Do you remember the time when Facebook rolled out ‘Timeline’ to replace Facebook profiles? Or perhaps that time when Microsoft proudly showed the world for the first time, what Windows Phone 8’s tiles and ‘Metro UI’ would look like? Surely you remember the time when, more recently, Apple launched a visually revamped iOS 7?
What do all these events have in common? Two things : User Experience (UX) Evolution and Hatred.
All of these are instances of how large corporations have boldly tried to break the monotony and come up with a product that looks refreshingly new and different. They dreamed of a revolution in the way people interact with their phones and computers. Without exception however, all of these brave acts were shunned with hatred and loathing. What a bummer it would have been for all the designers, developers and testers who spent so much of their valuable time to carry these changes from the whiteboard to reality!
That’s the inherent problem with investing in UX Evolution – a majority of your users will almost always hate it at first, and most of them won’t even know why they hate it. It is hard-wired too deep into our human minds, to hate and resist change.
Did you add a new set of buttons?
“Ugh, there are so many buttons now.”
Did you tone down the colors?
“Ugh, it’s so dull now”
Did you try simplifying and improving on readability by removing unnecessary 3D effects and shadows?
“Ugh, it’s so flat now.. so old-fashioned”
This problem is particularly accentuated for large corporations with large user bases. The more varied your user base is, the tougher it is to come up with a solution that pleases everyone.
Looking at the bright side (“Ugh, it’s so bright now”) of things though, we see that Facebook’s Timeline, Microsoft’s Windows Phone 8 and Apple’s iOS7 are all successful products today.
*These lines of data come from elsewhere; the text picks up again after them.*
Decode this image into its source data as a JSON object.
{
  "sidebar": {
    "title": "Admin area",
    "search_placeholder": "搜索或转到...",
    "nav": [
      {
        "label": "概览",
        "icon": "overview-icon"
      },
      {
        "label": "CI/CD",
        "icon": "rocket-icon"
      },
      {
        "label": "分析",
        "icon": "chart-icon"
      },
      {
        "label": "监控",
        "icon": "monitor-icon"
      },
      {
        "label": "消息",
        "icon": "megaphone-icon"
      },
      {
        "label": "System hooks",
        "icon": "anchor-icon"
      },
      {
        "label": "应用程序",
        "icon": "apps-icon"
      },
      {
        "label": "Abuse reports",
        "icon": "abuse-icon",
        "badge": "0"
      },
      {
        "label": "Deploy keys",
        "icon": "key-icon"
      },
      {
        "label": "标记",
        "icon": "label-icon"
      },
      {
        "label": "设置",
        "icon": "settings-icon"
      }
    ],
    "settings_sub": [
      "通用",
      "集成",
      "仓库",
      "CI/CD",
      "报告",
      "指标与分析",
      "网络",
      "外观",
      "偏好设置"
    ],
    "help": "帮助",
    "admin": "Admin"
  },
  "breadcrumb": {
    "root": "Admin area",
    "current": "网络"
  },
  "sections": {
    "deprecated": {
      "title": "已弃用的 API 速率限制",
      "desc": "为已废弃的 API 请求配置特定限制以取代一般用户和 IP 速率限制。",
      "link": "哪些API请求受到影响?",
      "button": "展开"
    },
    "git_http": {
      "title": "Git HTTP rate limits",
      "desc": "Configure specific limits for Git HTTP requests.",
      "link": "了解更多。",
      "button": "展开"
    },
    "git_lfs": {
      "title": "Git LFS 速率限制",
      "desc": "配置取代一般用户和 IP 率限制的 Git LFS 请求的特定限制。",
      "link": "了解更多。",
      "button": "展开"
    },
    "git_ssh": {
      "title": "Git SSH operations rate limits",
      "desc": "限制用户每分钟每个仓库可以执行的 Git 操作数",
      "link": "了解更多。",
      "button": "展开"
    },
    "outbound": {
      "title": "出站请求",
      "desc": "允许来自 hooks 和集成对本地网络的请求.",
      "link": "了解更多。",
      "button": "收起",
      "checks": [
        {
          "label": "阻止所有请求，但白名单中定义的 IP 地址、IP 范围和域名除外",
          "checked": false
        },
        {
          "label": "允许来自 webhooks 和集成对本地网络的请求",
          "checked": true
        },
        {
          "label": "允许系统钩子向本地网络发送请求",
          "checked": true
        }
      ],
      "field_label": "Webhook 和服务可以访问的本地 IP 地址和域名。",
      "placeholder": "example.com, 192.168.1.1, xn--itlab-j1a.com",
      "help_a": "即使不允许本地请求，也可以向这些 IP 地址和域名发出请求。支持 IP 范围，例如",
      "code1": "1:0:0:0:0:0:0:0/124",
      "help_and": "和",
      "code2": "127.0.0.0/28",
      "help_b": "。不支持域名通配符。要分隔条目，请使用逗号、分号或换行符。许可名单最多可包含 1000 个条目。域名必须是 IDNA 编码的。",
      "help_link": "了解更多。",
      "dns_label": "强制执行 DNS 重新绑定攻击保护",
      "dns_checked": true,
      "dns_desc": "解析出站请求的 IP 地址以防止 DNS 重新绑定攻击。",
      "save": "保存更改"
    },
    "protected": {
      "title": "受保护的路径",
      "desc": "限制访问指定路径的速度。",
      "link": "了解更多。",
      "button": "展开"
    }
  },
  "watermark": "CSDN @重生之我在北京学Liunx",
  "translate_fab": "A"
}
Their struggles are testimony to the fact that end users don’t always know what’s best for them. Backed by a skilled set of designers and developers who work in close collaboration with a sample of end users, corporations need to push their revolutionary UX changes to the market – even if they aren’t greeted with a red carpet at first.
This is more relevant today than ever before, because we no longer have just the ‘desktop computer’ to work with. We have computers in all shapes and sizes, and with varied capabilities that our ‘traditional UI patterns’ cannot cater effectively to. This is the time for disruptive UX innovations and it is good – for both the consumer and for software company – even if it doesn’t seem so at first. On the same note, I am happy and proud to see SAP make bold moves in the right direction, with Fiori and with heavy investments in the UI5 framework itself.
With time, once people realize that this ‘new way’ of interacting with their computers is actually helping them save time and boost productivity, they’ll love it. And then nothing at all can go wrong – until, of course, another wave of UX evolution comes around.